*What is required*.
Could you give the entries back exactly as they stand, minus any pictures?

Excerpts from an interface dataset
▽
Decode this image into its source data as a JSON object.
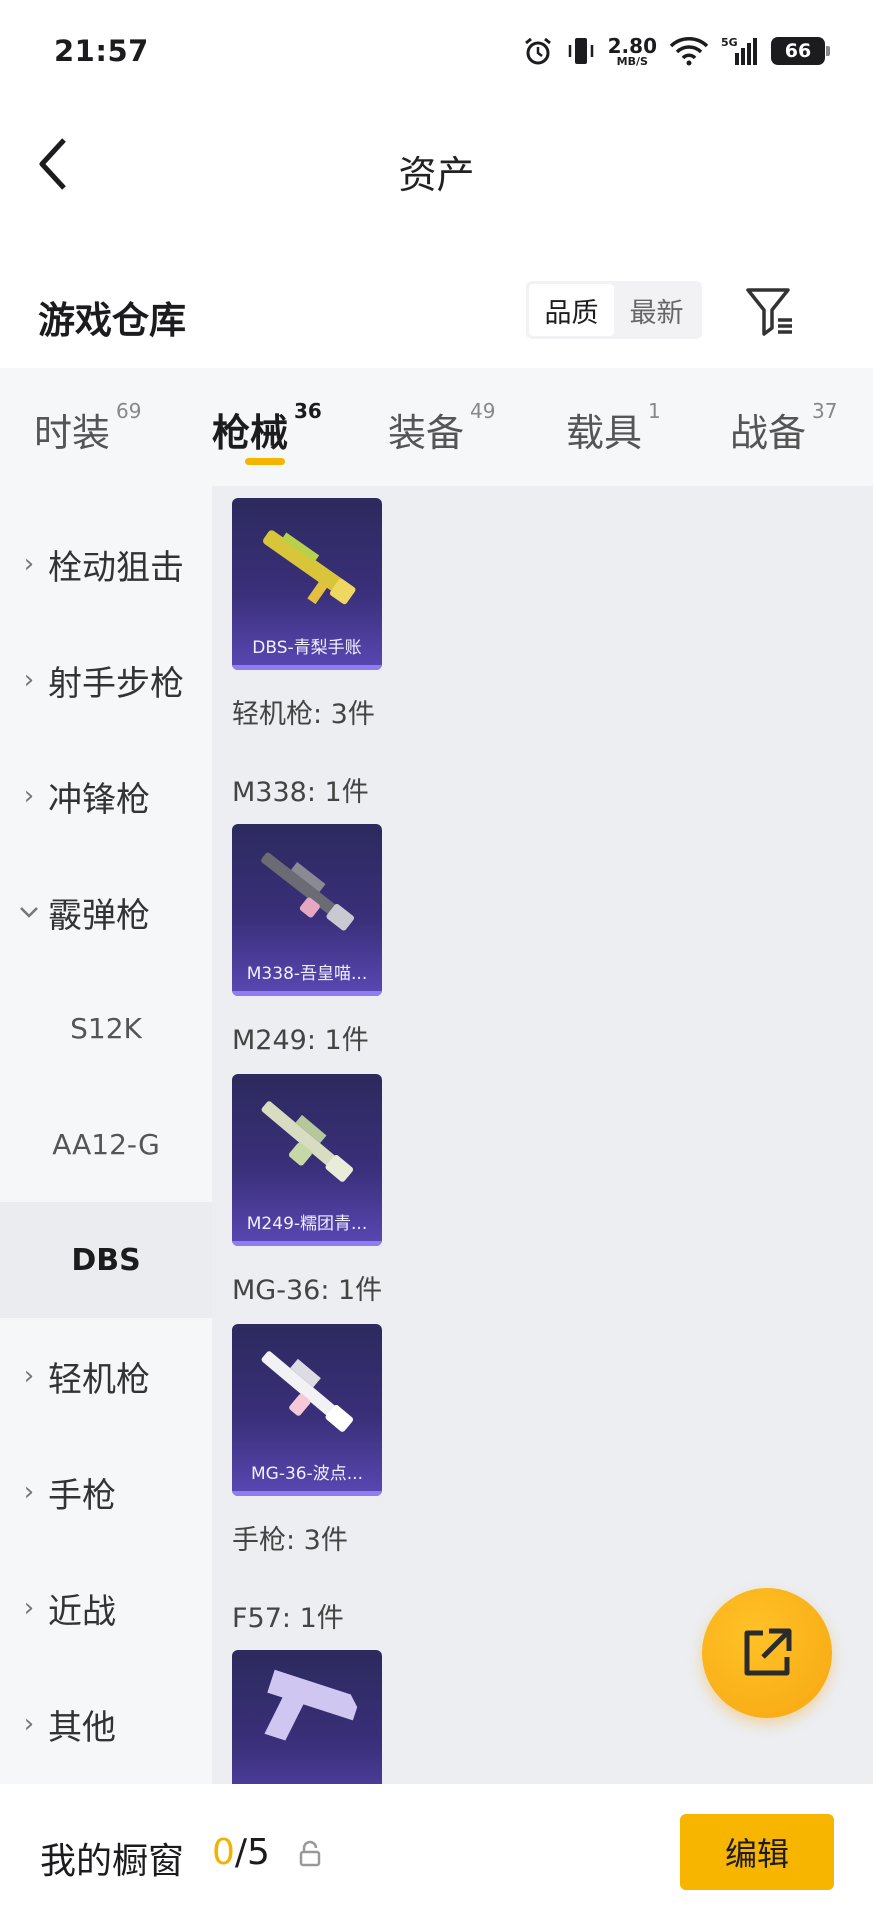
{
  "status_bar": {
    "time": "21:57",
    "net_speed_value": "2.80",
    "net_speed_unit": "MB/S",
    "network": "5G",
    "battery": "66",
    "icons": [
      "alarm-icon",
      "vibrate-icon",
      "wifi-icon",
      "signal-icon",
      "battery-icon"
    ]
  },
  "header": {
    "title": "资产"
  },
  "warehouse": {
    "title": "游戏仓库",
    "sort_options": [
      {
        "label": "品质",
        "active": true
      },
      {
        "label": "最新",
        "active": false
      }
    ]
  },
  "tabs": [
    {
      "label": "时装",
      "count": "69",
      "active": false
    },
    {
      "label": "枪械",
      "count": "36",
      "active": true
    },
    {
      "label": "装备",
      "count": "49",
      "active": false
    },
    {
      "label": "载具",
      "count": "1",
      "active": false
    },
    {
      "label": "战备",
      "count": "37",
      "active": false
    }
  ],
  "sidebar": {
    "categories": [
      {
        "label": "栓动狙击",
        "expanded": false
      },
      {
        "label": "射手步枪",
        "expanded": false
      },
      {
        "label": "冲锋枪",
        "expanded": false
      },
      {
        "label": "霰弹枪",
        "expanded": true
      },
      {
        "label": "轻机枪",
        "expanded": false
      },
      {
        "label": "手枪",
        "expanded": false
      },
      {
        "label": "近战",
        "expanded": false
      },
      {
        "label": "其他",
        "expanded": false
      }
    ],
    "subitems": [
      {
        "label": "S12K",
        "selected": false
      },
      {
        "label": "AA12-G",
        "selected": false
      },
      {
        "label": "DBS",
        "selected": true
      }
    ]
  },
  "items": {
    "dbs_card": "DBS-青梨手账",
    "lmg_group": "轻机枪: 3件",
    "m338_label": "M338: 1件",
    "m338_card": "M338-吾皇喵...",
    "m249_label": "M249: 1件",
    "m249_card": "M249-糯团青...",
    "mg36_label": "MG-36: 1件",
    "mg36_card": "MG-36-波点...",
    "pistol_group": "手枪: 3件",
    "f57_label": "F57: 1件"
  },
  "bottom_bar": {
    "label": "我的橱窗",
    "current": "0",
    "total": "/5",
    "edit_label": "编辑"
  },
  "colors": {
    "accent": "#f7b500",
    "card_bg": "#3a2f7a",
    "card_border": "#8f7cf2"
  }
}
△
*The answer*.
Decode this image into its source data as a JSON object.
{
  "status_bar": {
    "time": "21:57",
    "net_speed_value": "2.80",
    "net_speed_unit": "MB/S",
    "network": "5G",
    "battery": "66",
    "icons": [
      "alarm-icon",
      "vibrate-icon",
      "wifi-icon",
      "signal-icon",
      "battery-icon"
    ]
  },
  "header": {
    "title": "资产"
  },
  "warehouse": {
    "title": "游戏仓库",
    "sort_options": [
      {
        "label": "品质",
        "active": true
      },
      {
        "label": "最新",
        "active": false
      }
    ]
  },
  "tabs": [
    {
      "label": "时装",
      "count": "69",
      "active": false
    },
    {
      "label": "枪械",
      "count": "36",
      "active": true
    },
    {
      "label": "装备",
      "count": "49",
      "active": false
    },
    {
      "label": "载具",
      "count": "1",
      "active": false
    },
    {
      "label": "战备",
      "count": "37",
      "active": false
    }
  ],
  "sidebar": {
    "categories": [
      {
        "label": "栓动狙击",
        "expanded": false
      },
      {
        "label": "射手步枪",
        "expanded": false
      },
      {
        "label": "冲锋枪",
        "expanded": false
      },
      {
        "label": "霰弹枪",
        "expanded": true
      },
      {
        "label": "轻机枪",
        "expanded": false
      },
      {
        "label": "手枪",
        "expanded": false
      },
      {
        "label": "近战",
        "expanded": false
      },
      {
        "label": "其他",
        "expanded": false
      }
    ],
    "subitems": [
      {
        "label": "S12K",
        "selected": false
      },
      {
        "label": "AA12-G",
        "selected": false
      },
      {
        "label": "DBS",
        "selected": true
      }
    ]
  },
  "items": {
    "dbs_card": "DBS-青梨手账",
    "lmg_group": "轻机枪: 3件",
    "m338_label": "M338: 1件",
    "m338_card": "M338-吾皇喵...",
    "m249_label": "M249: 1件",
    "m249_card": "M249-糯团青...",
    "mg36_label": "MG-36: 1件",
    "mg36_card": "MG-36-波点...",
    "pistol_group": "手枪: 3件",
    "f57_label": "F57: 1件"
  },
  "bottom_bar": {
    "label": "我的橱窗",
    "current": "0",
    "total": "/5",
    "edit_label": "编辑"
  },
  "colors": {
    "accent": "#f7b500",
    "card_bg": "#3a2f7a",
    "card_border": "#8f7cf2"
  }
}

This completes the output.